**DESCRIPTION OF THE TASK:** Exclude the pictures, then repeat the remaining data exactly.

"""

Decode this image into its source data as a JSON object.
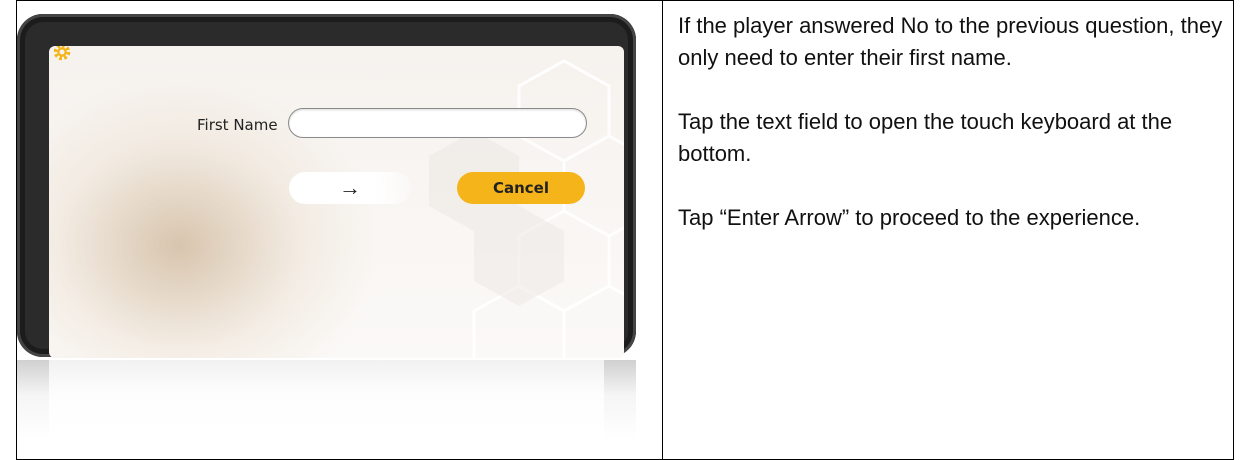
{
  "app": {
    "form": {
      "first_name_label": "First Name",
      "first_name_value": "",
      "enter_symbol": "→",
      "cancel_label": "Cancel"
    },
    "colors": {
      "accent": "#f5b51a",
      "bezel": "#2b2b2b"
    },
    "icons": {
      "settings": "gear-icon",
      "enter": "arrow-right-icon"
    }
  },
  "instructions": [
    "If the player answered No to the previous question, they only need to enter their first name.",
    "Tap the text field to open the touch keyboard at the bottom.",
    "Tap “Enter Arrow” to proceed to the experience."
  ]
}
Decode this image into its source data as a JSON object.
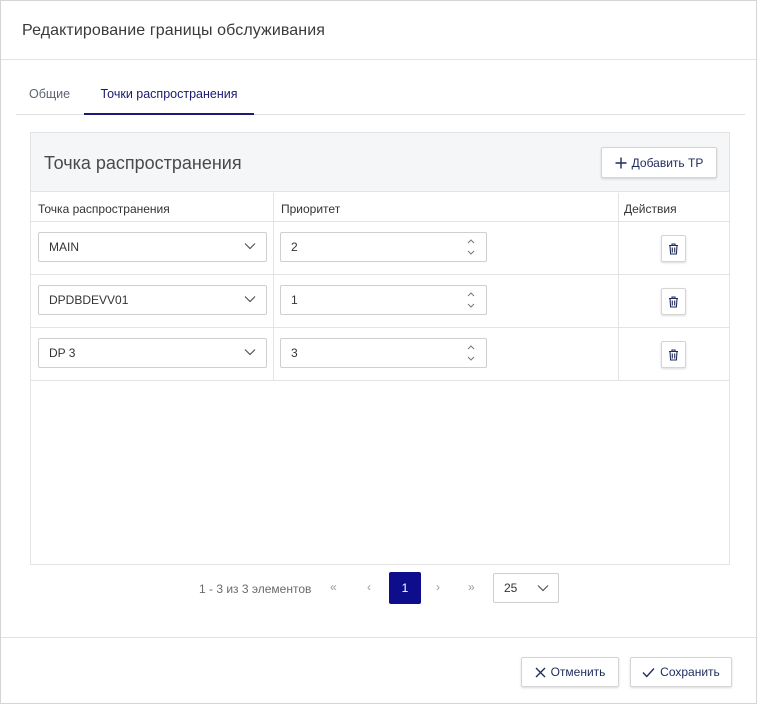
{
  "dialog": {
    "title": "Редактирование границы обслуживания"
  },
  "tabs": [
    {
      "label": "Общие",
      "active": false
    },
    {
      "label": "Точки распространения",
      "active": true
    }
  ],
  "panel": {
    "title": "Точка распространения",
    "add_button_label": "Добавить TP",
    "add_icon": "plus-icon"
  },
  "grid": {
    "columns": [
      "Точка распространения",
      "Приоритет",
      "Действия"
    ],
    "rows": [
      {
        "point": "MAIN",
        "priority": "2"
      },
      {
        "point": "DPDBDEVV01",
        "priority": "1"
      },
      {
        "point": "DP 3",
        "priority": "3"
      }
    ],
    "delete_icon": "trash-icon"
  },
  "pager": {
    "info": "1 - 3 из 3 элементов",
    "first": "«",
    "prev": "‹",
    "current_page": "1",
    "next": "›",
    "last": "»",
    "page_size": "25"
  },
  "footer": {
    "cancel_label": "Отменить",
    "save_label": "Сохранить",
    "cancel_icon": "x-icon",
    "save_icon": "check-icon"
  },
  "colors": {
    "accent": "#0e0e8c",
    "button_text": "#1e2a5a"
  }
}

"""

**EXPECTED ANSWER:**
Decode this image into its source data as a JSON object.
{
  "app": {
    "form": {
      "first_name_label": "First Name",
      "first_name_value": "",
      "enter_symbol": "→",
      "cancel_label": "Cancel"
    },
    "colors": {
      "accent": "#f5b51a",
      "bezel": "#2b2b2b"
    },
    "icons": {
      "settings": "gear-icon",
      "enter": "arrow-right-icon"
    }
  },
  "instructions": [
    "If the player answered No to the previous question, they only need to enter their first name.",
    "Tap the text field to open the touch keyboard at the bottom.",
    "Tap “Enter Arrow” to proceed to the experience."
  ]
}
Decode this image into its source data as a JSON object.
{
  "dialog": {
    "title": "Редактирование границы обслуживания"
  },
  "tabs": [
    {
      "label": "Общие",
      "active": false
    },
    {
      "label": "Точки распространения",
      "active": true
    }
  ],
  "panel": {
    "title": "Точка распространения",
    "add_button_label": "Добавить TP",
    "add_icon": "plus-icon"
  },
  "grid": {
    "columns": [
      "Точка распространения",
      "Приоритет",
      "Действия"
    ],
    "rows": [
      {
        "point": "MAIN",
        "priority": "2"
      },
      {
        "point": "DPDBDEVV01",
        "priority": "1"
      },
      {
        "point": "DP 3",
        "priority": "3"
      }
    ],
    "delete_icon": "trash-icon"
  },
  "pager": {
    "info": "1 - 3 из 3 элементов",
    "first": "«",
    "prev": "‹",
    "current_page": "1",
    "next": "›",
    "last": "»",
    "page_size": "25"
  },
  "footer": {
    "cancel_label": "Отменить",
    "save_label": "Сохранить",
    "cancel_icon": "x-icon",
    "save_icon": "check-icon"
  },
  "colors": {
    "accent": "#0e0e8c",
    "button_text": "#1e2a5a"
  }
}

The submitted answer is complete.